A former senior Garda accused of leaking information to the IRA that led to the killing of two high-ranking RUC officers insisted he spent every day of his life fighting against subversives.
As the Smithwick Inquiry had its final sitting before summer recess, Owen Corrigan said he was deeply insulted by allegations he colluded with the terror group.
He maintained he was not an IRA sympathiser, despite claims in an RUC report dated 1985 that he was.
"I think it's the greatest insult to my integrity," said Mr Corrigan, a former detective sergeant in Dundalk.
Under cross-examination by his solicitor Jim O'Callaghan, Mr Corrigan said he was hurt by many of the allegations that emerged during the tribunal.
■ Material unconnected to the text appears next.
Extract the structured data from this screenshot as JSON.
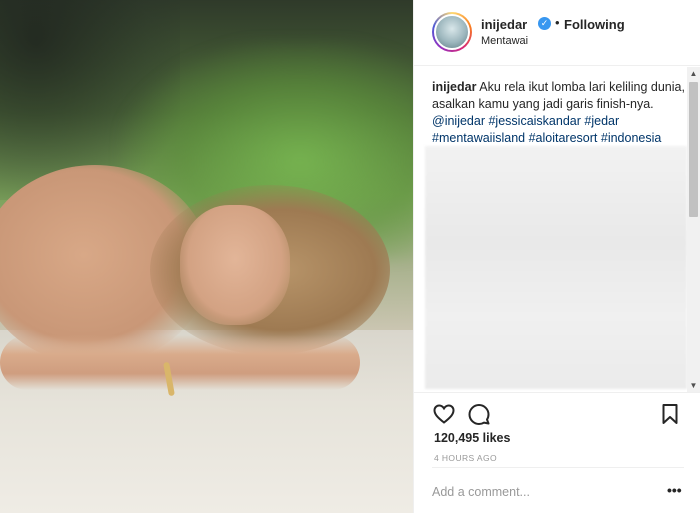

"I found a lot of comments including comments in relation to several matters that were raised very hurtful," he said.
"Including allegations that I was malingering and that I was guilty of deception, which I find deeply offensive."
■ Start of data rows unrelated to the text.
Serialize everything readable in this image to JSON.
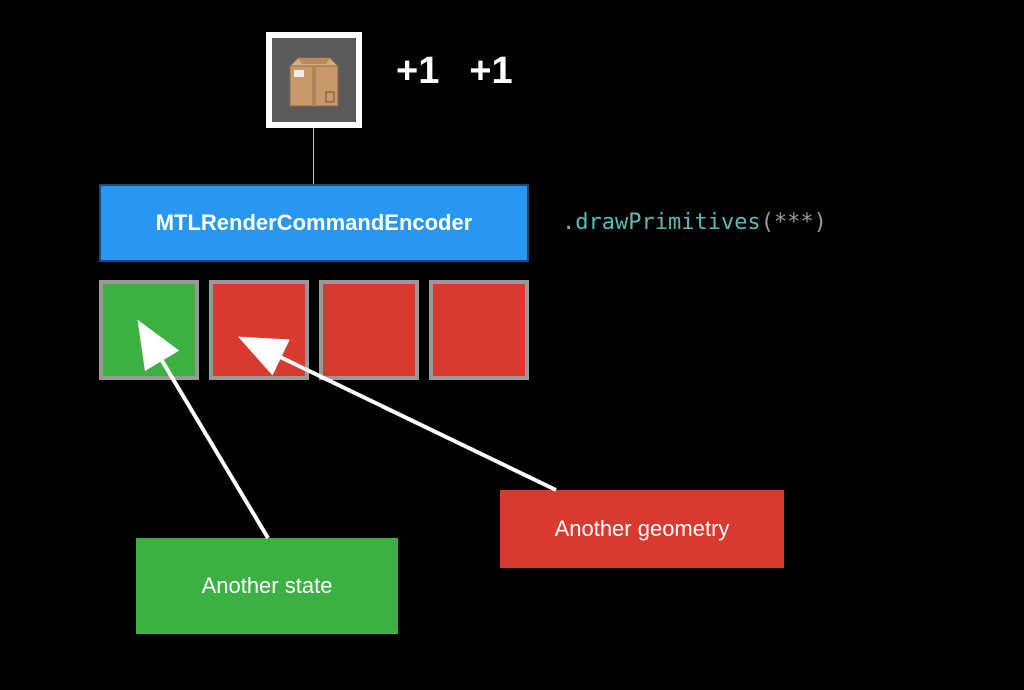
{
  "top": {
    "icon_name": "package-box-icon",
    "plus_labels": [
      "+1",
      "+1"
    ]
  },
  "encoder": {
    "label": "MTLRenderCommandEncoder"
  },
  "method": {
    "prefix": ".",
    "name": "drawPrimitives",
    "args": "(***)"
  },
  "commands": {
    "cells": [
      {
        "color": "green"
      },
      {
        "color": "red"
      },
      {
        "color": "red"
      },
      {
        "color": "red"
      }
    ]
  },
  "annotations": {
    "state_label": "Another state",
    "geometry_label": "Another geometry"
  }
}
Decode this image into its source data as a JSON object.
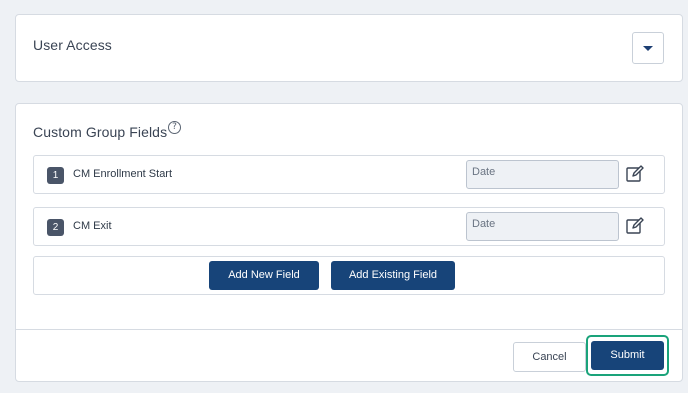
{
  "user_access": {
    "title": "User Access",
    "dropdown_icon": "chevron-down-icon"
  },
  "custom_group_fields": {
    "title": "Custom Group Fields",
    "help_icon": "question-circle-icon",
    "help_glyph": "?",
    "fields": [
      {
        "index": "1",
        "name": "CM Enrollment Start",
        "type": "Date",
        "edit_icon": "edit-icon"
      },
      {
        "index": "2",
        "name": "CM Exit",
        "type": "Date",
        "edit_icon": "edit-icon"
      }
    ],
    "add_new_label": "Add New Field",
    "add_existing_label": "Add Existing Field"
  },
  "footer": {
    "cancel_label": "Cancel",
    "submit_label": "Submit"
  },
  "colors": {
    "primary": "#174479",
    "focus_ring": "#1aa37a",
    "background": "#eef1f5"
  }
}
Mr Corrigan took to the witness box for the 15th time during the tribunal - a probe into allegations of collusion between gardai and the paramilitary group's ambush of Chief Superintendent Harry Breen and Superintendent Bob Buchanan.
The high-ranking officers were returning from a meeting on March 20, 1989 with gardai in Dundalk when they were ambushed and shot dead just north of the border in Co Armagh. The Provisional IRA claimed responsibility for the murders.
As Judge Peter Smithwick adjourned the tribunal until the end of August, Mr O'Callaghan said he had not finished cross-examining his client, who is expected to return to the witness box.